The adhan is the Islamic call to prayer, recited five times each day. This means that, in theory, five times each day every Muslim is doing the exact same thing at the exact same time. What function or dysfunction of religion does the adhan help bring about?
it creates social solidarity
“Wives, submit yourselves unto your own husbands, as unto the Lord. For the husband is the head of the wife, even as Christ is the head of the church.” Many people still look to passages from the Christian Bible, like this one, to justify gender roles. This may be a:
social solidarity
The state of having shared beliefs and values among members of a social group, along with intense and frequent interaction among group members.
Which of the following is a criticism of the No Child Left Behind Act passed by Congress in 2002?
A society that separates church and state
secular
Religion is a source of both conflict and misunderstanding, but also a source of both comfort and meaning.
In their Pygmalion in the Classroom, how did Jacobson and Rosenthal select the students they identified as ready to academically “bloom” in the coming school year?
randomly
What is religiosity?
the extent of a person’s commitment to a religion
What is the most likely source of the following quote:
American medical training is attached at the end of a very long and expensive education that keeps the supply of physicians low and their incomes and social backgrounds very high. This formal education appears to have little real practical relevance; most actual training is done on the job in the most informal circumstances, through the few years of internship and residency.

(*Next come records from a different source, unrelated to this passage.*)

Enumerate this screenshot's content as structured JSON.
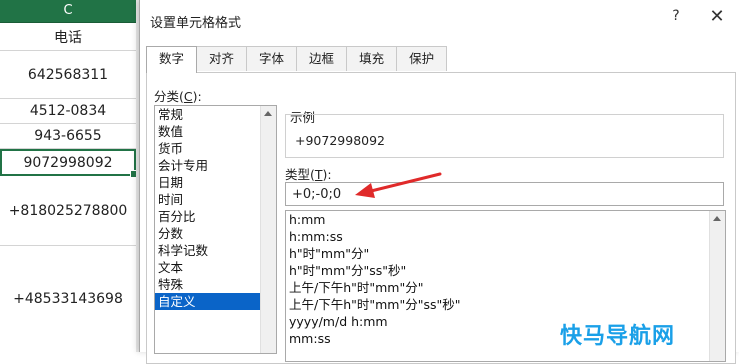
{
  "sheet": {
    "column_header": "C",
    "header_cell": "电话",
    "cells": [
      "642568311",
      "4512-0834",
      "943-6655",
      "9072998092",
      "+818025278800",
      "+48533143698"
    ]
  },
  "dialog": {
    "title": "设置单元格格式",
    "help": "?",
    "close": "✕",
    "tabs": [
      "数字",
      "对齐",
      "字体",
      "边框",
      "填充",
      "保护"
    ],
    "active_tab": "数字",
    "category_label": "分类(",
    "category_key": "C",
    "category_label_end": "):",
    "categories": [
      "常规",
      "数值",
      "货币",
      "会计专用",
      "日期",
      "时间",
      "百分比",
      "分数",
      "科学记数",
      "文本",
      "特殊",
      "自定义"
    ],
    "selected_category": "自定义",
    "sample_label": "示例",
    "sample_value": "+9072998092",
    "type_label": "类型(",
    "type_key": "T",
    "type_label_end": "):",
    "type_value": "+0;-0;0",
    "formats": [
      "h:mm",
      "h:mm:ss",
      "h\"时\"mm\"分\"",
      "h\"时\"mm\"分\"ss\"秒\"",
      "上午/下午h\"时\"mm\"分\"",
      "上午/下午h\"时\"mm\"分\"ss\"秒\"",
      "yyyy/m/d h:mm",
      "mm:ss"
    ]
  },
  "watermark": "快马导航网",
  "colors": {
    "excel_green": "#217346",
    "selection_blue": "#0a64c8",
    "arrow_red": "#e02a2a"
  }
}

The fact that school schedules are organized around Christmas is evidence:
that the United States is not a totally secular society.

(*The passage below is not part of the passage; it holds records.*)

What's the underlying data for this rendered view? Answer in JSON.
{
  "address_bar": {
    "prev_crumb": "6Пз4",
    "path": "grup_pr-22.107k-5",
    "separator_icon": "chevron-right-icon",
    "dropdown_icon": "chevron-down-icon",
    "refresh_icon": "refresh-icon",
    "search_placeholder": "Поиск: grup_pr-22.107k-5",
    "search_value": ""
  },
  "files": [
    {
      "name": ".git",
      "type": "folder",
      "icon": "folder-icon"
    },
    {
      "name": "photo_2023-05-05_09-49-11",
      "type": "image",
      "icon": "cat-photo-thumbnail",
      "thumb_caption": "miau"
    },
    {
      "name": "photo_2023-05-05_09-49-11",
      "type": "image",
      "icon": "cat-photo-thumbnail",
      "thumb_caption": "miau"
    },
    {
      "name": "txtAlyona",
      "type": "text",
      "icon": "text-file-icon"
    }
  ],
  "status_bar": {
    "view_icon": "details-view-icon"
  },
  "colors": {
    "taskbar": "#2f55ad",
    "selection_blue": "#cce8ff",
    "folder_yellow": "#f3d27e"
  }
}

Sociologists like R. S. Erickson have noted that “the informal and decidedly antidemocratic set of teaching practices and power relationships by which the school operates” produces a “disjuncture between the democratic creed and what actually goes on in school,” so students often learn that it’s important to take orders and to not make waves. What concept is Erickson talking about?
When schools fail to make any mention of gays or lesbians in the curriculum, what message is being sent?
gays and lesbians aren’t full members of society
What is one reason critics object to school vouchers?
school vouchers
What do schools, churches, and governments all have in common?
What was Jonathan Kozol’s impression of the poorly funded schools he visited in urban Chicago?
They were extraordinarily unhappy places.
What variable would account for the dramatic jump in test scores evidenced by the students in Rosenthal and Jacobson’s Pygmalion in the Classroom?
teacher attitudes
Public schools that are run by private entities are called:
Charter school
When students are tested and the test results are used to place them in a certain category of classes (remedial, advanced, college prep, etc.), this process is called:
Tracking
What are the most significant consequences of a high school freshman being assigned to a remedial math course?
she has been effectively locked out of certain careers
Religious groups that emphasize literal interpretation of sacred texts are called:
fundamentalist
According to your textbook, what do all religions have in common?
In Schooling in Capitalist America, Samuel Bowles and Herbert Gintis argued that schools train a labor force in the skills and attitudes necessary for the health of a modern economy. What are these skills and attitudes?
taking orders and performing repetitive tasks
Which of the following is an advantage cited by supporters of school vouchers?
Vouchers give more choices to parents for their children’s education.
John Dewey, an American educational reformer, once wrote, “Perhaps the greatest of all pedagogical fallacies is that a person learns only the particular thing he is studying at the time. Collateral learning in the way of formation of enduring attitudes, of likes and dislikes, may be and often is, more important.” What is another term for what Dewey calls “collateral learning?”
collateral learning